Input data
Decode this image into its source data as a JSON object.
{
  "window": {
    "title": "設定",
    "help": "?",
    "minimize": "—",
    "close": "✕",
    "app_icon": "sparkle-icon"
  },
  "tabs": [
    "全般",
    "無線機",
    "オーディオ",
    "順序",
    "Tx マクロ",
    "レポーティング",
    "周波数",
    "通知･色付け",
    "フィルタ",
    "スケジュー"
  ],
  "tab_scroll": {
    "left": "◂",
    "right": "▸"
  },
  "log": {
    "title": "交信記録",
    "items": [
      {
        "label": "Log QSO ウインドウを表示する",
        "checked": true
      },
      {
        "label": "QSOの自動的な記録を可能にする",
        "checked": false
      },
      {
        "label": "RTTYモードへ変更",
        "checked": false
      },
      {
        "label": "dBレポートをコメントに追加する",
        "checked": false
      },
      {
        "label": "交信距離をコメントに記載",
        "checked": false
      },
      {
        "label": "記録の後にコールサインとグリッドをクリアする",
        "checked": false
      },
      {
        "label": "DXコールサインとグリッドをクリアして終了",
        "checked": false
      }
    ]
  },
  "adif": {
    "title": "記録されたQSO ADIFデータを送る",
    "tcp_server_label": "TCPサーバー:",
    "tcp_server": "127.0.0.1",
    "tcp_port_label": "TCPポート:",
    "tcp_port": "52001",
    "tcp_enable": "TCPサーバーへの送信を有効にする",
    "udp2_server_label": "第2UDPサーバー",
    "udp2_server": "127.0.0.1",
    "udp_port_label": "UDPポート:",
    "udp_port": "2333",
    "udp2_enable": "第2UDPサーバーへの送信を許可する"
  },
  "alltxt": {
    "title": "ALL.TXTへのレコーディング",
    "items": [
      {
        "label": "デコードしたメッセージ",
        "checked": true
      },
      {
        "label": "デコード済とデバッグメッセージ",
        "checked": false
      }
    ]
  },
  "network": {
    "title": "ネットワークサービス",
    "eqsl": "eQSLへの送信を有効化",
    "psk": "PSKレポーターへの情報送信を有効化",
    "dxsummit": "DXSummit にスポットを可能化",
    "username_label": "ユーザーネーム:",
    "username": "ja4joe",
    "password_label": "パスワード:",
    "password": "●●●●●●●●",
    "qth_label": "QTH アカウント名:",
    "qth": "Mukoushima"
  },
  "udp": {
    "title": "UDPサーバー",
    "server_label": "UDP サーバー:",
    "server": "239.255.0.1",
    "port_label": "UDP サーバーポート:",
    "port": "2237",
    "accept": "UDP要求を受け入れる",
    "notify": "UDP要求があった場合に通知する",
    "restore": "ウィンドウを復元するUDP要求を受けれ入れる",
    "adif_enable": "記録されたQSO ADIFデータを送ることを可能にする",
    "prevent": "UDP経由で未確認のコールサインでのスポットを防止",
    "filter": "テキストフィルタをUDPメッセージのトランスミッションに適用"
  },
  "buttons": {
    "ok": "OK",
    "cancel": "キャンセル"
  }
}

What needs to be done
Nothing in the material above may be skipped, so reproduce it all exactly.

Answer below
Decode this image into its source data as a JSON object.
{
  "window": {
    "title": "設定",
    "help": "?",
    "minimize": "—",
    "close": "✕",
    "app_icon": "sparkle-icon"
  },
  "tabs": [
    "全般",
    "無線機",
    "オーディオ",
    "順序",
    "Tx マクロ",
    "レポーティング",
    "周波数",
    "通知･色付け",
    "フィルタ",
    "スケジュー"
  ],
  "tab_scroll": {
    "left": "◂",
    "right": "▸"
  },
  "log": {
    "title": "交信記録",
    "items": [
      {
        "label": "Log QSO ウインドウを表示する",
        "checked": true
      },
      {
        "label": "QSOの自動的な記録を可能にする",
        "checked": false
      },
      {
        "label": "RTTYモードへ変更",
        "checked": false
      },
      {
        "label": "dBレポートをコメントに追加する",
        "checked": false
      },
      {
        "label": "交信距離をコメントに記載",
        "checked": false
      },
      {
        "label": "記録の後にコールサインとグリッドをクリアする",
        "checked": false
      },
      {
        "label": "DXコールサインとグリッドをクリアして終了",
        "checked": false
      }
    ]
  },
  "adif": {
    "title": "記録されたQSO ADIFデータを送る",
    "tcp_server_label": "TCPサーバー:",
    "tcp_server": "127.0.0.1",
    "tcp_port_label": "TCPポート:",
    "tcp_port": "52001",
    "tcp_enable": "TCPサーバーへの送信を有効にする",
    "udp2_server_label": "第2UDPサーバー",
    "udp2_server": "127.0.0.1",
    "udp_port_label": "UDPポート:",
    "udp_port": "2333",
    "udp2_enable": "第2UDPサーバーへの送信を許可する"
  },
  "alltxt": {
    "title": "ALL.TXTへのレコーディング",
    "items": [
      {
        "label": "デコードしたメッセージ",
        "checked": true
      },
      {
        "label": "デコード済とデバッグメッセージ",
        "checked": false
      }
    ]
  },
  "network": {
    "title": "ネットワークサービス",
    "eqsl": "eQSLへの送信を有効化",
    "psk": "PSKレポーターへの情報送信を有効化",
    "dxsummit": "DXSummit にスポットを可能化",
    "username_label": "ユーザーネーム:",
    "username": "ja4joe",
    "password_label": "パスワード:",
    "password": "●●●●●●●●",
    "qth_label": "QTH アカウント名:",
    "qth": "Mukoushima"
  },
  "udp": {
    "title": "UDPサーバー",
    "server_label": "UDP サーバー:",
    "server": "239.255.0.1",
    "port_label": "UDP サーバーポート:",
    "port": "2237",
    "accept": "UDP要求を受け入れる",
    "notify": "UDP要求があった場合に通知する",
    "restore": "ウィンドウを復元するUDP要求を受けれ入れる",
    "adif_enable": "記録されたQSO ADIFデータを送ることを可能にする",
    "prevent": "UDP経由で未確認のコールサインでのスポットを防止",
    "filter": "テキストフィルタをUDPメッセージのトランスミッションに適用"
  },
  "buttons": {
    "ok": "OK",
    "cancel": "キャンセル"
  }
}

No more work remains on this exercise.